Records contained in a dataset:
BEGIN
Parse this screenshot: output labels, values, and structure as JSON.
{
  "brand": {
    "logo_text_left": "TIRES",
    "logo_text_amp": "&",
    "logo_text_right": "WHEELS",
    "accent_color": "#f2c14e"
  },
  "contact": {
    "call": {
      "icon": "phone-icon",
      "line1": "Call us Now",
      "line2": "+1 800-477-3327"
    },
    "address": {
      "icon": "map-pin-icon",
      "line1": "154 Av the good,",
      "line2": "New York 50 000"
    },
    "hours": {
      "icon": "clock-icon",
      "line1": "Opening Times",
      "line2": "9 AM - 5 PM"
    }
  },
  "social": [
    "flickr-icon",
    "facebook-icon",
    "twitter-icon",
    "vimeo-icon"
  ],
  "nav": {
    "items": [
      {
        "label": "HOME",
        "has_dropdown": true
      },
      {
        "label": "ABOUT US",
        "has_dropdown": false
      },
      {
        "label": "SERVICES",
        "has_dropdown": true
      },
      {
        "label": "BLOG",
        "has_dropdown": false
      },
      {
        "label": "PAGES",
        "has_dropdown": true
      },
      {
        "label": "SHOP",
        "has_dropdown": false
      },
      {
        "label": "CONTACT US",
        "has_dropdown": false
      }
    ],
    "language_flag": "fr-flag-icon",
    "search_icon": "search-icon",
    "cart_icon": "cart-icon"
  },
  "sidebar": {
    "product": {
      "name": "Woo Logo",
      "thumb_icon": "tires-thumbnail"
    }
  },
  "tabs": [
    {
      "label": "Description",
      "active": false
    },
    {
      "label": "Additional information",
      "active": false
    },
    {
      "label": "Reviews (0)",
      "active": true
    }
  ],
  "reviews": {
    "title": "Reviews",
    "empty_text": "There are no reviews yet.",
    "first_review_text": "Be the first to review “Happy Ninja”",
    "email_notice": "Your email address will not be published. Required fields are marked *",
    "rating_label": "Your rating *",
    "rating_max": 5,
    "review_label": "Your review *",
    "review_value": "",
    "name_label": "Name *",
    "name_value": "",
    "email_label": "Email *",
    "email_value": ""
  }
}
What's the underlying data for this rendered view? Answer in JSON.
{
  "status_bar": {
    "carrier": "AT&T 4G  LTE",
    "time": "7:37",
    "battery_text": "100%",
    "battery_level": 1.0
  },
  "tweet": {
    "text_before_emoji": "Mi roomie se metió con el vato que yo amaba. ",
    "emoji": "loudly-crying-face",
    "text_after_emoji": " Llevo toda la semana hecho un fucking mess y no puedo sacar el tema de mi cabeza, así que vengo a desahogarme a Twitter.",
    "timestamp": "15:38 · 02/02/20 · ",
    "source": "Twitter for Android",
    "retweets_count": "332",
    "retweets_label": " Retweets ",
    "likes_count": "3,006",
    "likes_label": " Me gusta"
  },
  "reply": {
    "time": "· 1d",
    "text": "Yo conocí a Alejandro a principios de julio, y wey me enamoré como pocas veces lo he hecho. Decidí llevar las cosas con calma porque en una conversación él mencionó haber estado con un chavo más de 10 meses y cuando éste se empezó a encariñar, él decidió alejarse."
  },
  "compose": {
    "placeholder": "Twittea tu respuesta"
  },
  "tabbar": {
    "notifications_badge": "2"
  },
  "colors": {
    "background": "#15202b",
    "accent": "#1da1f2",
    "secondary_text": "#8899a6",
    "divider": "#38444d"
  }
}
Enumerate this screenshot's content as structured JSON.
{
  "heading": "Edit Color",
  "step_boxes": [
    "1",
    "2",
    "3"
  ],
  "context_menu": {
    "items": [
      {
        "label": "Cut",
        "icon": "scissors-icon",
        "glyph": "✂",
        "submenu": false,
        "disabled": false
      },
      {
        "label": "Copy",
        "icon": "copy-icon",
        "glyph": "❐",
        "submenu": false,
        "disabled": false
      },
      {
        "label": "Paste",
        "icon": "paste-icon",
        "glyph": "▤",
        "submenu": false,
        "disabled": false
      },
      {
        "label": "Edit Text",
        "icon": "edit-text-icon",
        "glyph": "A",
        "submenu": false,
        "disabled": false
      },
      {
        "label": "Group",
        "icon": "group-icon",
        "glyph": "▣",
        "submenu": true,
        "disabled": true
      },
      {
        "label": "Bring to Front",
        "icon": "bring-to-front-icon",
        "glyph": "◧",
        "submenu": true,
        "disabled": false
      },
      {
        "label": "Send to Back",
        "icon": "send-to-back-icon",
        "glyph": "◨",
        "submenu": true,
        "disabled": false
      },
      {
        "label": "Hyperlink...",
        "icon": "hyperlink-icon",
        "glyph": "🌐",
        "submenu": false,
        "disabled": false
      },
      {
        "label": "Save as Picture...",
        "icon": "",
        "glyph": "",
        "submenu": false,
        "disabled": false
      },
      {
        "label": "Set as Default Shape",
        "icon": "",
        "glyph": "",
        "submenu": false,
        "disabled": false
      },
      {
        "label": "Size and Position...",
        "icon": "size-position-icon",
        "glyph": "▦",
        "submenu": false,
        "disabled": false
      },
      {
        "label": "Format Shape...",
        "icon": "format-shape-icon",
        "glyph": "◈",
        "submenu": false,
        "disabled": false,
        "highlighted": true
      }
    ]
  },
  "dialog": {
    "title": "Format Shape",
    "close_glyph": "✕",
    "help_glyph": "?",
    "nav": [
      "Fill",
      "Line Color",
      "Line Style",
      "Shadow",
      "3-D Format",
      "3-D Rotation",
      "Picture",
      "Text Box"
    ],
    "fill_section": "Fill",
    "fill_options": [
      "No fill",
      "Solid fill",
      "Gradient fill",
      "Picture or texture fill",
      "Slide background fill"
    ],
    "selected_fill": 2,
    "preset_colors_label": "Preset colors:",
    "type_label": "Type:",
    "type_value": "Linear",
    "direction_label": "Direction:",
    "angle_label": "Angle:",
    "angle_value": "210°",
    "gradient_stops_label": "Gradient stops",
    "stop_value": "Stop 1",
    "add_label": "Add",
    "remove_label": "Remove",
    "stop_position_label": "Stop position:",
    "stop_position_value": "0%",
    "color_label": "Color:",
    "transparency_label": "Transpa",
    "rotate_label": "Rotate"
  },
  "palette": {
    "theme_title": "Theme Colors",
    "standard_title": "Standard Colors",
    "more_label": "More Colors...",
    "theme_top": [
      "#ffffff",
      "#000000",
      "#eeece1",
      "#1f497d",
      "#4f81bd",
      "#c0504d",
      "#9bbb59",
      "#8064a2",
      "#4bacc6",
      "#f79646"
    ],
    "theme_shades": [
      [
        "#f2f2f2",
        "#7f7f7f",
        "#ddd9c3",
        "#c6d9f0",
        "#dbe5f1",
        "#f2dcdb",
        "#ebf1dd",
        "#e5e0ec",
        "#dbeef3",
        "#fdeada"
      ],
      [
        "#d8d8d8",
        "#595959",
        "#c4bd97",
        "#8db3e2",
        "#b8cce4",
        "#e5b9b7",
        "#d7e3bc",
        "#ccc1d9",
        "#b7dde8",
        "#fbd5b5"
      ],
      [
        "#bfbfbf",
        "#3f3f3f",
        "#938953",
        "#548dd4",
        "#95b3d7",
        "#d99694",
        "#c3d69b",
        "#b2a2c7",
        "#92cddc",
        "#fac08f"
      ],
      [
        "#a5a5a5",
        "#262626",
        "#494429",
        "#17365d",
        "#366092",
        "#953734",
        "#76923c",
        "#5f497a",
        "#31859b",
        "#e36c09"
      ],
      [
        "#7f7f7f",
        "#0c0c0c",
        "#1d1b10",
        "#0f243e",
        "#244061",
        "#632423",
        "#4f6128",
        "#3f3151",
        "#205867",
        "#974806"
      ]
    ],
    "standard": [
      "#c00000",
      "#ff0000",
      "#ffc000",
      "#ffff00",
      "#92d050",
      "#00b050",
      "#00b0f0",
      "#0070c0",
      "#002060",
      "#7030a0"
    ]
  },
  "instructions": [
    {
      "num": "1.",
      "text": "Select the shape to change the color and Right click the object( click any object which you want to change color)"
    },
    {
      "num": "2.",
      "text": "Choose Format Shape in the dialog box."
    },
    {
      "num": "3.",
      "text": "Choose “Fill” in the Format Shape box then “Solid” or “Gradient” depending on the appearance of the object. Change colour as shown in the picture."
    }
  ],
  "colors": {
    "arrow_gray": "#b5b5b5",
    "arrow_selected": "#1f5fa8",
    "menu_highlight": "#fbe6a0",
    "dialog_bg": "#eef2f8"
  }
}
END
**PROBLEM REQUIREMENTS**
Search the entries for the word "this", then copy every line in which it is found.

**ANSWER AREA**
Parse this screenshot: output labels, values, and structure as JSON.
What's the underlying data for this rendered view? Answer in JSON.
Enumerate this screenshot's content as structured JSON.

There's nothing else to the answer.